13,000-Year-Old Bones of Ancient, Extinct Bison Species Found in Florida
A team of archeologists from the Florida Atlantic University's Harbor Branch Oceanographic Institute has unearthed bones, which is believed to belong to an ancient, extinct bison at the Old Vero Man Site in Vero Beach.
According to the press release of Florida Atlantic University, the bones, which they believe to be 13,000 to 14,000 years old, were found buried 10 feet deep under the ground's surface below a layer that contained material from the Pleistocene period when the last ice age was thought to have occurred.
In order to determine which animal the bones belong, the archeologists analyzed the discovered upper molar and identified that it belongs to Bison antiquus a direct ancestor of the American bison that roamed North America until it became extinct.
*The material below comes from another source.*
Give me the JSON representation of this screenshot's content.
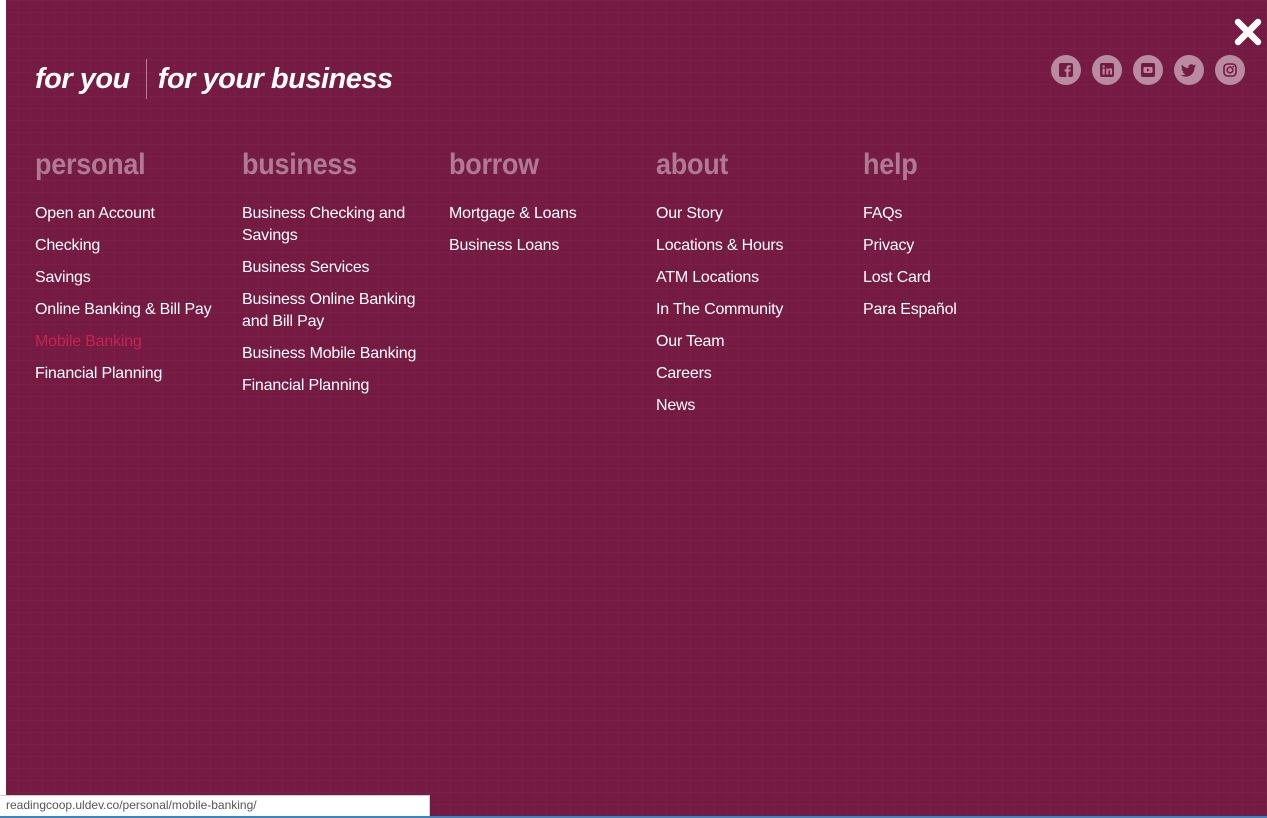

The researchers used the molar for identification because 100 percent of the bones of grassland-adapted animal disintegrate after death due to their diet.
According to the archeologists, Bison antiques, or most commonly known as ancient bison, was the most common large herbivore in North America for more than 10,000 years. They measure about 8 feet tall, 15 feet long and weighed close to 3,500 pounds.
The archeologists were surprised to find bones of Bison antiques in their excavation site.
"This finding is especially significant because of the meticulous documentation that has been involved, along with the fact that bones like this have never been found on land as part of a calculated archaeological effort. Others like this have all been found underwater, in sinkholes or streams," said James M. Adovasio, Ph.D., principal investigator, in a statement.
The bones were transferred in the Ancient DNA Lab of FAU at Harbor Branch for further research and examination.
In addition to the ancient bison bones, the archeologist also uncovered bones from small mammals and large mammals that could have come from mammoth, mastodon, sloth or bison. They also found pieces of charcoal and head of a fly.